The ILO report titled “Profit and poverty: The Economics of Forced Labour’, said two thirds of the estimated total of $ 150 billion, or $ 99 billion, came from commercial sexual exploitation, while another $ 51 billion resulted from forced economic exploitation, including domestic work, agriculture and other economic activities.
“This new report takes our understanding of trafficking, forced labour and modern slavery to a new level,” said ILO Director-General Guy Ryder said: “Forced labour is bad for business and development and especially for its victims. Our new report adds new urgency to our efforts to eradicate this fundamentally evil, but hugely profitable practice as soon as possible. ”

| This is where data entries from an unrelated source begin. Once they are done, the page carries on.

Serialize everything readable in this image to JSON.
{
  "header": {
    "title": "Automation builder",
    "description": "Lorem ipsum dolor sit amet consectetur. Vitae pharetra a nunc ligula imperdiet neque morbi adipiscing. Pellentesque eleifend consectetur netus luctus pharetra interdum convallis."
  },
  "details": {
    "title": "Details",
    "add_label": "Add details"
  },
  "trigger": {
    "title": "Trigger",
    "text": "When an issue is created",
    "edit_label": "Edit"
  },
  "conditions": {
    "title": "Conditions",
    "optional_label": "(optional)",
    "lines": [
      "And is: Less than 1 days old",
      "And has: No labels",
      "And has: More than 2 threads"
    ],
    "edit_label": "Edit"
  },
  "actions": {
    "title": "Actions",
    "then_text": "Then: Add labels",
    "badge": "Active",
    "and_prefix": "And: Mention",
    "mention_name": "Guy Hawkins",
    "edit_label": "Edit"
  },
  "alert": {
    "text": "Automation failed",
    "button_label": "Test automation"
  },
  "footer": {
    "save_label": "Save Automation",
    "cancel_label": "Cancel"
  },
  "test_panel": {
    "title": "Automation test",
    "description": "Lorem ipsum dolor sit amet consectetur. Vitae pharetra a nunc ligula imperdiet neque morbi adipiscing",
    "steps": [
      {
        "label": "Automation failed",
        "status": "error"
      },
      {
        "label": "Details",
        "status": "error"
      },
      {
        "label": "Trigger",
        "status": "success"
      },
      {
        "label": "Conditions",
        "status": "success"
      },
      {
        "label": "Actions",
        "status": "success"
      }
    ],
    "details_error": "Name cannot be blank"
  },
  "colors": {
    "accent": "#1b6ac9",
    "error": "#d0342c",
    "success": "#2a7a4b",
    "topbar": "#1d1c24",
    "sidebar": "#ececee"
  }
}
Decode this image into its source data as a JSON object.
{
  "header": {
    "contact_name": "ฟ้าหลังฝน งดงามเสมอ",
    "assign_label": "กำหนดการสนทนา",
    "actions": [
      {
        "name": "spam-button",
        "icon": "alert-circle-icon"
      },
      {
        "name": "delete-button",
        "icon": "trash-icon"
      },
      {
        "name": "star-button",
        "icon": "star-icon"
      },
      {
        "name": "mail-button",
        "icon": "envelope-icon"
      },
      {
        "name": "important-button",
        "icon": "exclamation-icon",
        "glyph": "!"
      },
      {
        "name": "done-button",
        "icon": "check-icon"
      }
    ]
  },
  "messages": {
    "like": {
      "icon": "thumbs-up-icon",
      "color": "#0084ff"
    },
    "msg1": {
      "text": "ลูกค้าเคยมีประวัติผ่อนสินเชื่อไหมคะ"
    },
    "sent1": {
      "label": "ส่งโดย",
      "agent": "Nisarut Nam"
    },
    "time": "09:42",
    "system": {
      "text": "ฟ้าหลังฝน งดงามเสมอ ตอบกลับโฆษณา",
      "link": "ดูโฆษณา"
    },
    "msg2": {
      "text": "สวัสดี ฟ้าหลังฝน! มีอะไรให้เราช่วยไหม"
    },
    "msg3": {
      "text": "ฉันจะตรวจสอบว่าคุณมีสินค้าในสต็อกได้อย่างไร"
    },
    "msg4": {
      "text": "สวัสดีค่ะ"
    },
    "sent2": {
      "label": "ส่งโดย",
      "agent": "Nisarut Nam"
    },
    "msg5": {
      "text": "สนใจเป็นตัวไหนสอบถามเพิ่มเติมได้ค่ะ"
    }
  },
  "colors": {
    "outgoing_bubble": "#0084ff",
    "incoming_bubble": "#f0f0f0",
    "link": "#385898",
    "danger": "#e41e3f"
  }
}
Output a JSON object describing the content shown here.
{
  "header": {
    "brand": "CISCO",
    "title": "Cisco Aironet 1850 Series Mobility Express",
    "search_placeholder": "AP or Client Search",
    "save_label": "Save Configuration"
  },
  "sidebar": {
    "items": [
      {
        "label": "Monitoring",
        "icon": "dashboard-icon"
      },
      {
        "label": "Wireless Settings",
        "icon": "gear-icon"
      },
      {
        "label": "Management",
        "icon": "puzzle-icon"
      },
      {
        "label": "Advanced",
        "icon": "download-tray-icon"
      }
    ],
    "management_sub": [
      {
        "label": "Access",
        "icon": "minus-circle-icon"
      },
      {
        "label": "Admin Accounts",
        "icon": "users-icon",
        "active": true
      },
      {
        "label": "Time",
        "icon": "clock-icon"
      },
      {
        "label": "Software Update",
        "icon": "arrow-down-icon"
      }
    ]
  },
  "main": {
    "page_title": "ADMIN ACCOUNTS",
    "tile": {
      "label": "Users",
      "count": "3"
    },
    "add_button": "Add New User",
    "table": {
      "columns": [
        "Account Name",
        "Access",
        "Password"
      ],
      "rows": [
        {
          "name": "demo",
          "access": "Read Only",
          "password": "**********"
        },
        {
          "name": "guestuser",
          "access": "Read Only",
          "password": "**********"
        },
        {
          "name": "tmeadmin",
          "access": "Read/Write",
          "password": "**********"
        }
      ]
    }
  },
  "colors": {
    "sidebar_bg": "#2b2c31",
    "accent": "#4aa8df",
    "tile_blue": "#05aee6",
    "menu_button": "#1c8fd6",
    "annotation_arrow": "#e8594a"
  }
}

The new figure is based on ILO data published in 2012 that estimated the number of people in forced labour, trafficking and modern slavery at 21 million.
Significantly, the new estimate indicates that more than half of the people in forced labour are women and girls, primarily in commercial sexual exploitation and domestic work, while men and boys were primarily in forced economic exploitation in agriculture, construction, and mining.
According to ILO, the breakdown of profits generated by forced economic exploitation is as follows:
US$ 34 billion in construction, manufacturing, mining and utilities
US$ 9 billion in agriculture, including forestry and fishing
US$ 8 billion saved by private households by not paying or underpaying domestic workers held in forced labour.
The report highlights income shocks and poverty as the main economic factors that push individuals into forced labour.
Other factors contributing to risk and vulnerability include lack of education, illiteracy, gender and migration.